By Mila Besich Lira
Copper Area News Publishers
In the community of Superior, there is a natural sense of neighbors helping neighbors, families coming together in times of crisis and joy. Year after year headlines in the Superior Sun told how the community comes together, often despite their differences. Feeding each other has long been a priority for the community.
Decades ago there was not an official food bank in the community, but rather a small group of committed individuals who kept a project running called Project Happy Face. These selfless volunteers were the go to people in Superior when a family needed a hand up in times of need. Project Happy Face volunteers’ major project each year was to ensure that everyone who needed a holiday meal had a holiday meal or the ingredients to make their own, delivered to their homes. This group would also send special holiday packages to those who just needed a little cheer over the holiday season. These dedicated volunteers set a strong foundation for what would become the Superior Food Bank.

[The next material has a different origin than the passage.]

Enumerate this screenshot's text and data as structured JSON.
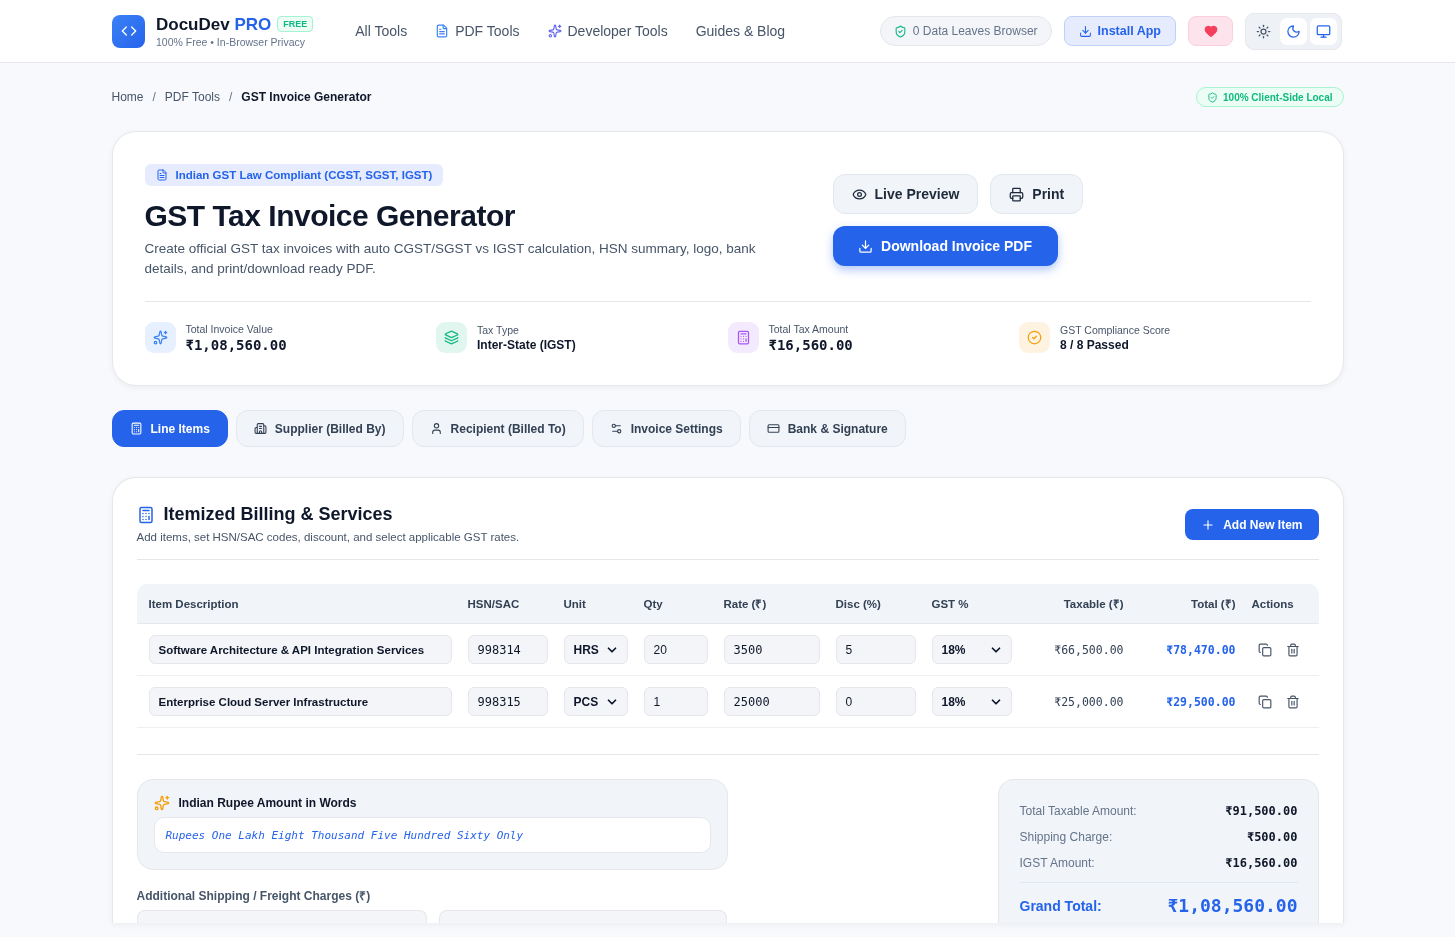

Once long term economic uncertainty became a reality in Superior the need for a dedicated food bank became a necessity, not just a nice thing to do, thus Project Happy Face turned into the Superior Food Bank, a 501c3 non profit, whose mission it is to ensure that no one goes hungry in Superior.

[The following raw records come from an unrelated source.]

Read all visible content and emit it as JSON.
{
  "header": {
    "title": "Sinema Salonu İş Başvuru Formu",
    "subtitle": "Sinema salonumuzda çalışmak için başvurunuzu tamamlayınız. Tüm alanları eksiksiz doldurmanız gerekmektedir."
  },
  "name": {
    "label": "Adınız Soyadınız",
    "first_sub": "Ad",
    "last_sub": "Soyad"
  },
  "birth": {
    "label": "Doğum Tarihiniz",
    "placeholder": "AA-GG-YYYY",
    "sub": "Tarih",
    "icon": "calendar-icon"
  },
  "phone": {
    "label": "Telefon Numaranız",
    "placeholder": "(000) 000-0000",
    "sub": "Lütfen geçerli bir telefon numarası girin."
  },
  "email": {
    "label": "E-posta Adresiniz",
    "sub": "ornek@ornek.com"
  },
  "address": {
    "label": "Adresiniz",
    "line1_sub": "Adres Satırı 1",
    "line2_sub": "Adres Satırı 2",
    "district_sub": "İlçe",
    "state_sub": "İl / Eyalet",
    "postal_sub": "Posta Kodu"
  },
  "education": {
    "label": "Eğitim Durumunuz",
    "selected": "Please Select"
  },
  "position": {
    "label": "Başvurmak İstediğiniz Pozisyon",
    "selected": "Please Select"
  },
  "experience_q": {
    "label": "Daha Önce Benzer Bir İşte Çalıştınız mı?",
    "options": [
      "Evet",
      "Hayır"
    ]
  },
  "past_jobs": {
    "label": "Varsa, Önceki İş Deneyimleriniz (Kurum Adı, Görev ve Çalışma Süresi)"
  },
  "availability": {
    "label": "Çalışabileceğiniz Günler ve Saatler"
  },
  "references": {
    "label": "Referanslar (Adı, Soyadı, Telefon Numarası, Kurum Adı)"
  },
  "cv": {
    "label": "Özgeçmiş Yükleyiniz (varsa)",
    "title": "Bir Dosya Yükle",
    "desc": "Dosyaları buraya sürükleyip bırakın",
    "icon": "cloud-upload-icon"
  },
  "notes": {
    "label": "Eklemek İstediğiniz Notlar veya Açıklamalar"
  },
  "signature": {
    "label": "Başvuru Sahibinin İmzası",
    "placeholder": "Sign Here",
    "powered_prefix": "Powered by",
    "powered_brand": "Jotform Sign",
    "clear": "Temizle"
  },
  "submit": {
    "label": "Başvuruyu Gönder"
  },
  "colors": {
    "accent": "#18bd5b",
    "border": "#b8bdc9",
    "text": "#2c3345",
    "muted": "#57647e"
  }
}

Today the Superior Food Bank is one of the few food banks in Arizona that does not have any paid staff; fifteen volunteers work together each month to order, purchase pack and distribute food. Those volunteers also do all the grant writing and fundraising for the organization. From pancake breakfasts, fried chicken dinners and their annual Valentine spaghetti dinner these volunteers work tirelessly to keep residents of Superior from going hungry. The Town of Superior allows the food bank to operate out of one of their buildings, for no rent. In exchange for the space, the food bank manages the repairs and utilities for the building.

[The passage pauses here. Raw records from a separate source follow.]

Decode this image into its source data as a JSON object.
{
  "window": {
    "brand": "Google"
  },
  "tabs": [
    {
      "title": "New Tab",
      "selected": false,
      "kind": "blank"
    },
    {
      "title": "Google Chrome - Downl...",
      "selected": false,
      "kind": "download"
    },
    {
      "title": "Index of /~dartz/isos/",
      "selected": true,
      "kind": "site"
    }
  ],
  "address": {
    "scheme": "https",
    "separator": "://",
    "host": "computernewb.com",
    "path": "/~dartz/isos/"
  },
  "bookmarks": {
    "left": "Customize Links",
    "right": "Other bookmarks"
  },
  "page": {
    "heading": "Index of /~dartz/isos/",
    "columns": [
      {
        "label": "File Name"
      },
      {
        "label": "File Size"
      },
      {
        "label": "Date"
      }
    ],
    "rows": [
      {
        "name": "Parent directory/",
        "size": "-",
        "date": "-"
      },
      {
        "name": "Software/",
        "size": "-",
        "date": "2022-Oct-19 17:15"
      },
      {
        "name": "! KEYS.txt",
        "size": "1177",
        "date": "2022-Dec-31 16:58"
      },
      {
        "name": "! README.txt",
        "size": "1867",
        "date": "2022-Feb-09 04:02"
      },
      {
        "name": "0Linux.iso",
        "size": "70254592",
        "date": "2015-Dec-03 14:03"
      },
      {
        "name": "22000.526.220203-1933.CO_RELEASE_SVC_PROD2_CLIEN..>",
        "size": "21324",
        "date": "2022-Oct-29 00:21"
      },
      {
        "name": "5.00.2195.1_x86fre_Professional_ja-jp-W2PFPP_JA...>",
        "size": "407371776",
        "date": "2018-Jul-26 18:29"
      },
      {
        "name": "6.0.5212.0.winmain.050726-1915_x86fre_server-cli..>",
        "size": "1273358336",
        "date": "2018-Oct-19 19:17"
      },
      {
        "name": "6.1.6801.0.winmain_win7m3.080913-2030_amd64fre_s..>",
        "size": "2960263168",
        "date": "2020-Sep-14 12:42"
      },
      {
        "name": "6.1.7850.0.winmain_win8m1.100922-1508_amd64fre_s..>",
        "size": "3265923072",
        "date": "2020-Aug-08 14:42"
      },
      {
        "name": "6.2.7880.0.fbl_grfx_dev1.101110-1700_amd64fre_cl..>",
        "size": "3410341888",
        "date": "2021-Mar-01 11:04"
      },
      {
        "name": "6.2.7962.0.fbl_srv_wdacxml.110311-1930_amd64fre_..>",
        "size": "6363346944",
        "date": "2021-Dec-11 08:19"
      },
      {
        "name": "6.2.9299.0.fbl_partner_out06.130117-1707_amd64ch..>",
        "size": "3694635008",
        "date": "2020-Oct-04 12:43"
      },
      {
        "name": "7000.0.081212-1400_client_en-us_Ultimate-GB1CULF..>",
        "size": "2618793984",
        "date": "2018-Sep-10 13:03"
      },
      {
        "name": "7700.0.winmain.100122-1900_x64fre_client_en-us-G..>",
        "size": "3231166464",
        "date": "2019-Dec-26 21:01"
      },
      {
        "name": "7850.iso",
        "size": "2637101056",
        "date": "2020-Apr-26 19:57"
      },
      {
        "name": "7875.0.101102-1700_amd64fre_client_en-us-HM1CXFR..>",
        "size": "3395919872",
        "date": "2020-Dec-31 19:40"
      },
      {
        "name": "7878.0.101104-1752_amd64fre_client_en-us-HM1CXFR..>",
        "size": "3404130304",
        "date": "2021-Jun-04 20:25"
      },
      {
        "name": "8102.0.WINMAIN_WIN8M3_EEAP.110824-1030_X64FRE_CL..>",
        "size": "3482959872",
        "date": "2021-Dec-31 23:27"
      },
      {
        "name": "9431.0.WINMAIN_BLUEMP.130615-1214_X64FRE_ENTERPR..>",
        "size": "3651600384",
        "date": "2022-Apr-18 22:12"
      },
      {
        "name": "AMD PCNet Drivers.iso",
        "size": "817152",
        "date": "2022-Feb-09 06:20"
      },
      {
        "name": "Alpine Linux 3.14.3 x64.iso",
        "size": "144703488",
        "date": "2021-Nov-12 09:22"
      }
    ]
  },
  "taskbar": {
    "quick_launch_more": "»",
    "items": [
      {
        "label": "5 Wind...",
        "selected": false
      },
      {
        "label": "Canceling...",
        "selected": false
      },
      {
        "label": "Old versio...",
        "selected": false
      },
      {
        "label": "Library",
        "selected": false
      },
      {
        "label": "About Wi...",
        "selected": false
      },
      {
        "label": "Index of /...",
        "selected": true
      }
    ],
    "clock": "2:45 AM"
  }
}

As the holidays approach, the board of the food bank looks forward to the corporate, individual and business support they receive, but they also look most forward to working with the kids at the school, who assist the food bank with a district wide grocery drive.
The Superior Food Bank receives the majority of its food from United Food Bank. When the United Food Bank is low that often means the smaller communities will receive less food.
The cycle of hunger is something that never really ends, the race never complete to feed everyone who needs a meal. Dennis Van Gorp a board member of the food bank explained that as the community lost jobs this year, the demand for food boxes went up. Somehow, someway they continue to find a way to serve everyone who needs food.
The board remains resilient, despite the never ending cycle. Currently their biggest needs are more groceries for the shelves or funds to buy more groceries and they are working on a grant to help purchase a new commercial freezer. The board is also looking for two more board members.
To support the Superior Food Bank or find out if you qualify for their services please contact Denis Van Gorp at or 520-827-0988.